TV-SAT 1

Summary

TV-SAT 1
Mission typeCommunication
OperatorDeutsche Bundespost
COSPAR ID1987-095A
SATCAT no.18570Edit this on Wikidata
Mission durationPlanned: 8 years;
Achieved: did not enter service (0 years)
Spacecraft properties
BusSpacebus 300
ManufacturerAérospatiale
Launch mass2,077 kilograms (4,579 lb)
Start of mission
Launch date21 November 1987, 02:19:00 (1987-11-21UTC02:19Z) UTC
RocketAriane 2
Launch siteCentre Spatial Guyanais, Kourou, ELA-1
ContractorArianespace
Orbital parameters
Reference systemGeocentric
RegimeGeostationary
Longitude19.2° West
Transponders
Band5 Ku-Band
 

TV-SAT 1 or TVSAT-1 was a West German communications satellite which was to have been operated by Deutsche Bundespost. It was intended to be used to provide television broadcast services to Europe, however it failed before entering service. It was constructed by Aérospatiale, based on the Spacebus 300 satellite bus, and carried five NATO J-band (IEEE Ku band) transponders. At launch it had a mass of 2,077 kilograms (4,579 lb), and an expected operational lifespan of eight years.[1]

TV-SAT 1 was launched by Arianespace using an Ariane 2 rocket flying from ELA-1 at Centre Spatial Guyanais, Kourou. The launch took place at 02:19:00 UTC on 21 November 1987.[2] It was the first Spacebus 300 satellite to be launched. Immediately after launch, one of its solar panels failed to deploy, and as a result of this the main uplink antenna, which was located behind the solar panel, could not deploy either.[3] This failure was later established to have been the result of two hold-down bolts,[4] which should have been removed prior to launch, being left on the satellite.[3]

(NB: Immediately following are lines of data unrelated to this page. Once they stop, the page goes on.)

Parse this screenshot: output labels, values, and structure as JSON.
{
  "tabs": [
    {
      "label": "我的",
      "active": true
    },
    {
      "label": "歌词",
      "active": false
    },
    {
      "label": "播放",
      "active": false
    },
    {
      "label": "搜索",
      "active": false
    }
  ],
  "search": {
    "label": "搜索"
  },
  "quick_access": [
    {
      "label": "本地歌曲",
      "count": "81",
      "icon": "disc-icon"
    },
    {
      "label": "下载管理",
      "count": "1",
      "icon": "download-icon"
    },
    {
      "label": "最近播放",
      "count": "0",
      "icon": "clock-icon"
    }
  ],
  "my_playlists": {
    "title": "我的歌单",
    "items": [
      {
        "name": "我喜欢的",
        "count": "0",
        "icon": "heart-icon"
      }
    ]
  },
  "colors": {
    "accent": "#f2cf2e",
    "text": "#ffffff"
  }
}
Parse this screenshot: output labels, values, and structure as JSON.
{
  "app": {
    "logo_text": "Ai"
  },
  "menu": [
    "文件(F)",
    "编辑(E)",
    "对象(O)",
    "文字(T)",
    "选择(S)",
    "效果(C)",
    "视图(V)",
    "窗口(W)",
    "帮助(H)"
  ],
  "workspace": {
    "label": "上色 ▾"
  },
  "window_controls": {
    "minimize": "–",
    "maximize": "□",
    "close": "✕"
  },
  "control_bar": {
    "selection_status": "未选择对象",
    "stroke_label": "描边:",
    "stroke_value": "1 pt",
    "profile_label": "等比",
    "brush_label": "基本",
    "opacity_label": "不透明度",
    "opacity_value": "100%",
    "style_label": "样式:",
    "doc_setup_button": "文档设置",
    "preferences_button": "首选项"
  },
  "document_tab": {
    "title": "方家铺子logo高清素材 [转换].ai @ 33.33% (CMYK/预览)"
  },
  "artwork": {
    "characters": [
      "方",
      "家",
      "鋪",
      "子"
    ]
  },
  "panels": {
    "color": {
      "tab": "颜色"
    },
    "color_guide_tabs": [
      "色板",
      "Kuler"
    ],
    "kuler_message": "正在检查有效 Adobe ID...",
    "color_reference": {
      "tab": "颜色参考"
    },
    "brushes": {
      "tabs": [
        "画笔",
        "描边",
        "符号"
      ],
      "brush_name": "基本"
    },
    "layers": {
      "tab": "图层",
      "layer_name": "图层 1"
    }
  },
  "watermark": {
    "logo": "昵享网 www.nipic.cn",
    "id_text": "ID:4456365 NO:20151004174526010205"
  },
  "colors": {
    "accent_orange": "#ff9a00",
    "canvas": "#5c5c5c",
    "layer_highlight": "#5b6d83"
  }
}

Despite the failure, TVSAT-1 was placed into a geosynchronous orbit at a longitude of 19.2° West.[1][4][5] It was briefly used for a series of tests to verify the satellite's systems, before it was retired to a graveyard orbit.[3]

TV-Sat 2 followed on 8 August 1989.

See also

References

  1. ^ a b Krebs, Gunter. "TV-Sat 1, 2". Gunter's Space Page. Retrieved 2009-07-06.
  2. ^ McDowell, Jonathan. "Launch Log". Jonathan's Space Page. Retrieved 2009-07-06.
  3. ^ a b c Harland, David M; Lorenz, Ralph D. (2005). Space Systems Failures (2006 ed.). Chichester: Springer-Praxis. ISBN 0-387-21519-0.
  4. ^ a b "Tvsat 1". TSE. Retrieved 2009-07-06.
  5. ^ Wade, Mark. "TVSAT". Encyclopedia Astronautica. Retrieved 2009-07-06.